Or we hear “it’s about building relationships”, but in reality suppliers care a lot more about relationships when it’s a buyers’ market. When demand is through the roof and the tables are turned, however, a venue sales manager will rarely give up a more lucrative piece of business in order to preserve a “relationship”. Most of the time they couldn’t do so even if they wanted to; they’re under a mandate to maximize revenue.
As I sit here preparing for tomorrow’s webinar (Tuesday, Feb 14th, 1 pm EST) on “Negotiating With Venues“, I can’t help being struck by how nobody wants to talk about it, but here’s the ugly truth: there are winners and losers in the negotiation process. The winners are those that enter the negotiations with the most information about market pricing, and the losers are the ones who go in with little more than the naive notion that because the other side does not want to take advantage of them, they’ll get a fair deal.
Planners, by and large, are neither skilled at, nor trained in, sales or negotiations. Sourcing venues and vendors is only part of their jobs. Their strengths are logistics management, creativity, and strategy, and they’re evaluated based on how well their events achieve the organization’s goals.
Most venue sales managers, by contrast, are trained in lead generation, client mapping, pricing mechanics and salesmanship. They are intimately involved in their numbers, and diligently track and slice and dice the trends of every booking, even if informally. They are evaluated based on their sales performance, not by how well the events go in their facilities. For the most part, they want to book the planner’s event at the highest possible revenue level.

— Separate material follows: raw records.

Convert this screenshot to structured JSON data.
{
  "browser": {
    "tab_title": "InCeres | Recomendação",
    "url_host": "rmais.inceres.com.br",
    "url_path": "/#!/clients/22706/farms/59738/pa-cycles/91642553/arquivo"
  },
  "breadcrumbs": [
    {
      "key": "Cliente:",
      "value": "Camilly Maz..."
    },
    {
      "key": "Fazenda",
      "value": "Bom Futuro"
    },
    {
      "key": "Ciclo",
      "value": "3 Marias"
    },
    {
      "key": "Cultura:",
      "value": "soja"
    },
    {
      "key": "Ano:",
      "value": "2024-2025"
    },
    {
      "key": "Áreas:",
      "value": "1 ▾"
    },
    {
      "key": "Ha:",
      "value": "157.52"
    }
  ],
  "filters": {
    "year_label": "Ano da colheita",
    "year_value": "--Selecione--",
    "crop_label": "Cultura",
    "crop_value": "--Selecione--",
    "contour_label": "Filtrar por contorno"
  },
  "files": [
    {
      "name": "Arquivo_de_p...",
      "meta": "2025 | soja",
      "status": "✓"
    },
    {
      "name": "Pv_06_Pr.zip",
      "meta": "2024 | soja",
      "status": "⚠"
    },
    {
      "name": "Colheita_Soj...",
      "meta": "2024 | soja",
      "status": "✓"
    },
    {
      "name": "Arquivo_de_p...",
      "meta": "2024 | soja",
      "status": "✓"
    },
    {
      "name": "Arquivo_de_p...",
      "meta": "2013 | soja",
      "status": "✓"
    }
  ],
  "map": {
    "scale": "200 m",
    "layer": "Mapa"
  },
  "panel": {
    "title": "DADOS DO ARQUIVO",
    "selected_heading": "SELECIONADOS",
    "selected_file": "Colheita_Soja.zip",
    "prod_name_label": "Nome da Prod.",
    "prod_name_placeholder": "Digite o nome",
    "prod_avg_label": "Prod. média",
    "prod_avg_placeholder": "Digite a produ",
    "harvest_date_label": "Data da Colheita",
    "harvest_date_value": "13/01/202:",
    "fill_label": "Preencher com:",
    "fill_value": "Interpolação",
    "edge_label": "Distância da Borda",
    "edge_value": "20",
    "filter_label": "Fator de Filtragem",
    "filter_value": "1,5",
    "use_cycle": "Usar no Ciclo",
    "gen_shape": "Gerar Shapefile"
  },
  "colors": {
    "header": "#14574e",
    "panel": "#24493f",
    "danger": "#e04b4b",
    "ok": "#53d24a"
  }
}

The two sides, therefore, have vastly different agendas and bring totally different skills to the table. To be sure, there are plenty of seasoned planners who know the value of their program and exactly what they should be paying. Further, many large corporations have aggregated their event spend and negotiated very favorable terms with venue chains. And there are plenty of venue managers who are asleep at the wheel and ignorant of the supply and demand dynamics affecting their calendars. For the most part, however, it’s not a fair fight. If the two sides were to have a contest on planning acumen, the planner would have the upper hand. But when it comes to negotiation, the planner is competing with the supplier on the supplier’s territory.
The only way the planner can level the playing field is with hard data on what others are paying in that area for similar events. She can start by getting a handle on how much competing venues will charge for the same program. Knowledge is power, and this helps the planner negotiate from a position of strength. Too many planners, unfortunately, don’t bother to do their homework, and under the false pretense of a “win-win” environment, are actually paying more than they should.